They lived with us for 22 months. Sadly, Jessica died right in our living room. Occasionally, I talk about this at our AA meetings, but I can’t ever make it without tearing up. Even after 40 years. We had enjoyed every minute Jessica was alive. It made my AA experience so much stronger as well.
One day I received a letter from AARP saying there was a volunteer opportunity at the Long-Term Care Ombudsman Program, now called VOYCE. At first, I wasn’t sure since I didn’t know anything about it. I did know that so many of the people I was helping were moving into nursing homes, so the need was there
So, I decided to attend training at VOYCE. Cheryl Wilson, the Director at VOYCE at the time, told me I could choose the facility I wanted to work in. I had already been working with one man who had been struggling for years. We became good friends. He was placed in a local Alzheimer’s community. That’s where I decided to work as an ombudsman, and really enjoy going there. I’ve visited them for about 15 years.
They have a very good operation and staff. I don’t have many resident issues to deal with there. I’m honored to listen to people share their experiences.
What inspires me to volunteer? I mentioned earlier about feeling the need to help people that are being cheated or that do not have the ability to fix the problems they have. This can be with their finances, living conditions, or personal relationships.
What I like about VOYCE is the training they give you. I attend all they offer. The resources they offer is what gives me the confidence to give people advice and assistance. I learn things that help me personally, as well. Things that will really help me as I get older. The support I get from VOYCE has been great.
Mary Lynn Donovan, the Director at VOYCE has been instrumental in raising the profile of VOYCE in the entire community. Being affiliated with VOYCE brings a lot of respect from management at the nursing homes. As for advice to anyone considering being an ombudsman, I’d say the knowledge you gain from all your experiences, from the training you receive to the interactions with residents; it really teaches you things that will apply to your personal life. The life stories you hear are fantastic. I’ve made great friendships over the 15 years I’ve been doing this. It has been quite an experience!

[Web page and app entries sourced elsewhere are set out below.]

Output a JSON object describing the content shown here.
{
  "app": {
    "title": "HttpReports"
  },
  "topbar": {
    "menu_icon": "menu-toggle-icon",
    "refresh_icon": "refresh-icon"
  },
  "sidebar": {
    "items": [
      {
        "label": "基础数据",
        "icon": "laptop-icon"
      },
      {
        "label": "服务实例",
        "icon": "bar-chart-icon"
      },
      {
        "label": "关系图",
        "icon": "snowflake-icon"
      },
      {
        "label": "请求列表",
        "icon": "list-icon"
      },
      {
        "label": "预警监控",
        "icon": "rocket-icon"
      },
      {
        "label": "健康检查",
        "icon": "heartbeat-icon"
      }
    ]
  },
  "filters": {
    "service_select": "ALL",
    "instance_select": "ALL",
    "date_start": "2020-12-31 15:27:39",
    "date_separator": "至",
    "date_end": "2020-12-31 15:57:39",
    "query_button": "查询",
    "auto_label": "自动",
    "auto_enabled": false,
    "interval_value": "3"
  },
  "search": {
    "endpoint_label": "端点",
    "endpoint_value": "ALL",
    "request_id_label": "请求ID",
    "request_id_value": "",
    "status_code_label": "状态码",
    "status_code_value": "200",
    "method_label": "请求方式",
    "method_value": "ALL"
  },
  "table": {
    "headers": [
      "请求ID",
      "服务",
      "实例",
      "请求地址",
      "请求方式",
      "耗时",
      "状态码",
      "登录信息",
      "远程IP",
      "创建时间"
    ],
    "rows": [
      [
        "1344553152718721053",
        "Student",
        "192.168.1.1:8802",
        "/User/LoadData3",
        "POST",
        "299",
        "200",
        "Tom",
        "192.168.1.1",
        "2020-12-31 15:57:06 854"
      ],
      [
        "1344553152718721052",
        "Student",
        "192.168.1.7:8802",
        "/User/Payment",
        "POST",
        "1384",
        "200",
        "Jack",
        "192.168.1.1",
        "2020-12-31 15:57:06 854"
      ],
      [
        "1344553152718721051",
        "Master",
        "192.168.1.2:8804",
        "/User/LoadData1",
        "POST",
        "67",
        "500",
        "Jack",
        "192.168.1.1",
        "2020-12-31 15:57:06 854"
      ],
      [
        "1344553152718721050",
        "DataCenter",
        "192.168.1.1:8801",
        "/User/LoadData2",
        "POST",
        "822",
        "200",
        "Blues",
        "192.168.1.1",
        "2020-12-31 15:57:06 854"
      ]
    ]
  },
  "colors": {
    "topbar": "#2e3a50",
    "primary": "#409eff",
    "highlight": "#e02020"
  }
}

Thank you so much for sharing your story Roger!
WOULD YOU LIKE TO LEARN MORE ABOUT VOLUNTEERING AS AN OMBUDSMAN?
Formerly the Long-Term Care Ombudsman Program
680 Craig Road, Suite 245
St. Louis, MO. 63141